§ DATA FOR PROCESSING:
::::
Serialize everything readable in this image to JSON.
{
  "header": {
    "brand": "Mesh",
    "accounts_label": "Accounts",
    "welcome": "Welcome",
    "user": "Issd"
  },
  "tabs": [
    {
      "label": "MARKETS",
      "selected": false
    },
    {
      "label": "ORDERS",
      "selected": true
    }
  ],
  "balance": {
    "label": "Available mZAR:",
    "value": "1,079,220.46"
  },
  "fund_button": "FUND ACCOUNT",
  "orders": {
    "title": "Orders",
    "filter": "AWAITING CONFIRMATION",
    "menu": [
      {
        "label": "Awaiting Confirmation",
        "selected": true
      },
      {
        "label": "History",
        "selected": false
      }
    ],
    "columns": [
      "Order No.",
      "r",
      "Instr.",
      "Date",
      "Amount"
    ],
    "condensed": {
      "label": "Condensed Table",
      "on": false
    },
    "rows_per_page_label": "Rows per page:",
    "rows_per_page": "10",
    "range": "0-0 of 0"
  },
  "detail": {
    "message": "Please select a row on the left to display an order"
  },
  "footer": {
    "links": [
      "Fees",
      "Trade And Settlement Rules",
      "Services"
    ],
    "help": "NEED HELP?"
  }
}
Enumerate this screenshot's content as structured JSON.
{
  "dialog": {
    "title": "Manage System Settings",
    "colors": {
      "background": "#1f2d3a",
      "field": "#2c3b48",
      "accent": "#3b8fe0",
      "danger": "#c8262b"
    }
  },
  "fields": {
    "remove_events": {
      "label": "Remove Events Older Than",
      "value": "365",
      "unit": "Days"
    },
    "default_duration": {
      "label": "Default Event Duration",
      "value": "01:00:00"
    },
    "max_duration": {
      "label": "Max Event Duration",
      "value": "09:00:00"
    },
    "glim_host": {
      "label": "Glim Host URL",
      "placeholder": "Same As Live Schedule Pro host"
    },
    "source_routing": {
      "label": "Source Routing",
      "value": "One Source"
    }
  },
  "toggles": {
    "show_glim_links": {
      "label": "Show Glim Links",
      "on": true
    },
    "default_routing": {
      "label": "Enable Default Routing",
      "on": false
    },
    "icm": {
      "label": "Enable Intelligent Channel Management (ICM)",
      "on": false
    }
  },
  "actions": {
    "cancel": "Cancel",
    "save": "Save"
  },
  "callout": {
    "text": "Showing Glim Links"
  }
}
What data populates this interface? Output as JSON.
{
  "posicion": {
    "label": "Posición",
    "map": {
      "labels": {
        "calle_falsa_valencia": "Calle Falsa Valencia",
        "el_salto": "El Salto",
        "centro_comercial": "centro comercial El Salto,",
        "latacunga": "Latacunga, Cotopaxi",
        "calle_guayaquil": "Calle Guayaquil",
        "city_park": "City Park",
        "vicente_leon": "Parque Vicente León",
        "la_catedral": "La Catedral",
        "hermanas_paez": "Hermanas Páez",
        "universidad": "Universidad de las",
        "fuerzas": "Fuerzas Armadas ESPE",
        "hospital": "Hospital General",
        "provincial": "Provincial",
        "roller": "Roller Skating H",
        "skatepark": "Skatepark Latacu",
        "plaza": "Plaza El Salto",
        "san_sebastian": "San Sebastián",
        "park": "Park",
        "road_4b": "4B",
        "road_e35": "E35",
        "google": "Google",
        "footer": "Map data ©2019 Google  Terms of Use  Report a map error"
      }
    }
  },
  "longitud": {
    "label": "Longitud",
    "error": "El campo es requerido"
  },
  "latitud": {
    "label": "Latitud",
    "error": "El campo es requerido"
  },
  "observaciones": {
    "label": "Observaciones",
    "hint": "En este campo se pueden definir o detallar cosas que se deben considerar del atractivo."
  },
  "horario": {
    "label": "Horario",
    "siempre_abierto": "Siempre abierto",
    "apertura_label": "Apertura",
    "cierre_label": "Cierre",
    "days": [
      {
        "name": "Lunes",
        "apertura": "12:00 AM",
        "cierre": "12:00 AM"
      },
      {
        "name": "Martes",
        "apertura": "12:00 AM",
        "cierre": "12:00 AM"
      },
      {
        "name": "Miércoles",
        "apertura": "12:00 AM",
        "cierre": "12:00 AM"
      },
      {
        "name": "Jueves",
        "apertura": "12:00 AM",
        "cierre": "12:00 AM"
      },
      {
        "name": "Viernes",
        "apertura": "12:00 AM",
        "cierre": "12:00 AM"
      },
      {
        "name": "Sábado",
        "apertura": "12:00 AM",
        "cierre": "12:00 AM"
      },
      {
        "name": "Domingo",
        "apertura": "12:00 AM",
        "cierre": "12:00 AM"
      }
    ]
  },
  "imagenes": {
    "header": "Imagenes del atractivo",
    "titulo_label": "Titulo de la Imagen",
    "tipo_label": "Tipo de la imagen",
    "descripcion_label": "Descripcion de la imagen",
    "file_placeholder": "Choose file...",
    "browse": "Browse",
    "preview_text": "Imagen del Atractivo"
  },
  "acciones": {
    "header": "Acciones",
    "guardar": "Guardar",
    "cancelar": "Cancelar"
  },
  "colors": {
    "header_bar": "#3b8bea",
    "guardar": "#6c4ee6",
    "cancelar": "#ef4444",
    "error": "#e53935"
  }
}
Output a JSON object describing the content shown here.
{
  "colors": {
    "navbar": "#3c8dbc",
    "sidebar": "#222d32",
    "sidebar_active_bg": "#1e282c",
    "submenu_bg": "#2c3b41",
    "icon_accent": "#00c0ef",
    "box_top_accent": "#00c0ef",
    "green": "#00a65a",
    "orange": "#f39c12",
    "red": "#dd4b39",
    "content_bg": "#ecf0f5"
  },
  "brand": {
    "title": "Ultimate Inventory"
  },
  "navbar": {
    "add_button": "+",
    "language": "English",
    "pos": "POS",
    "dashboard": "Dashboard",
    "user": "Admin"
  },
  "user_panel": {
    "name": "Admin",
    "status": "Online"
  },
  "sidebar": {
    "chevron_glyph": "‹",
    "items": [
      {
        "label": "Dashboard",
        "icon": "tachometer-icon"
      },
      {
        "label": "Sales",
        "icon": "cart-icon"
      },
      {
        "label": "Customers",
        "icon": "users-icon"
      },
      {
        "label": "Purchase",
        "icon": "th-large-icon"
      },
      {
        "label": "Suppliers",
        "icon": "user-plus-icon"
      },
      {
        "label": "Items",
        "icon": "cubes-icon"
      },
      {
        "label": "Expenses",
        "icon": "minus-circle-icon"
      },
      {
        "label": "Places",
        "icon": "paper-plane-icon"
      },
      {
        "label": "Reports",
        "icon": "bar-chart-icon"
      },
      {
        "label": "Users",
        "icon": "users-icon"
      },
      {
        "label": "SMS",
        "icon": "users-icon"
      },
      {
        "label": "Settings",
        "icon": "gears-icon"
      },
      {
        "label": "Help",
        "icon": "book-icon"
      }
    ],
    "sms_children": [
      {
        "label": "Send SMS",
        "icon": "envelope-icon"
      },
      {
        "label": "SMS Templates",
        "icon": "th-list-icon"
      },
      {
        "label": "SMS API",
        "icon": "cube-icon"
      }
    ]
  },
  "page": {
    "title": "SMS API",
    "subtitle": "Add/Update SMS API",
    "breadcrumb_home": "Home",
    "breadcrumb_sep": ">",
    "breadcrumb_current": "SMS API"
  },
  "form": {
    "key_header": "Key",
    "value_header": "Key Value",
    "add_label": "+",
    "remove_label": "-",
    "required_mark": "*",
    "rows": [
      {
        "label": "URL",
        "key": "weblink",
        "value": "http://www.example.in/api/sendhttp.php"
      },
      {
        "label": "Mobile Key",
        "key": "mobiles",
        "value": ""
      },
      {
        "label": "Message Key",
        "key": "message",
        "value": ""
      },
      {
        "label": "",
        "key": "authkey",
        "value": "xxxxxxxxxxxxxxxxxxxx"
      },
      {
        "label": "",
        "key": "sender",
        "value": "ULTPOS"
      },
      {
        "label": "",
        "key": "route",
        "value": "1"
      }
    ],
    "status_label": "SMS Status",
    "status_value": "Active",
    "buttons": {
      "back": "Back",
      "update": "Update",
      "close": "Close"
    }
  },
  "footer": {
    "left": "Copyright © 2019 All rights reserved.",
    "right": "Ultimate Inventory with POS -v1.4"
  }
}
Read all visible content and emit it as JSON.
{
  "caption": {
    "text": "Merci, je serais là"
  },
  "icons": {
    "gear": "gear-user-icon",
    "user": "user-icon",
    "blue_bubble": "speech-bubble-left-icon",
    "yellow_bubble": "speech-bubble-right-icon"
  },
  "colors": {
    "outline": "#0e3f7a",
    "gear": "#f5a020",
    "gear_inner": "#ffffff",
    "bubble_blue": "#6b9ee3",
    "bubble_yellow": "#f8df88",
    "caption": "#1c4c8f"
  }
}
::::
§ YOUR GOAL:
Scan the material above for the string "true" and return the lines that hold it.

§ ANSWER SECTION:
      "selected": true
        "selected": true
      "on": true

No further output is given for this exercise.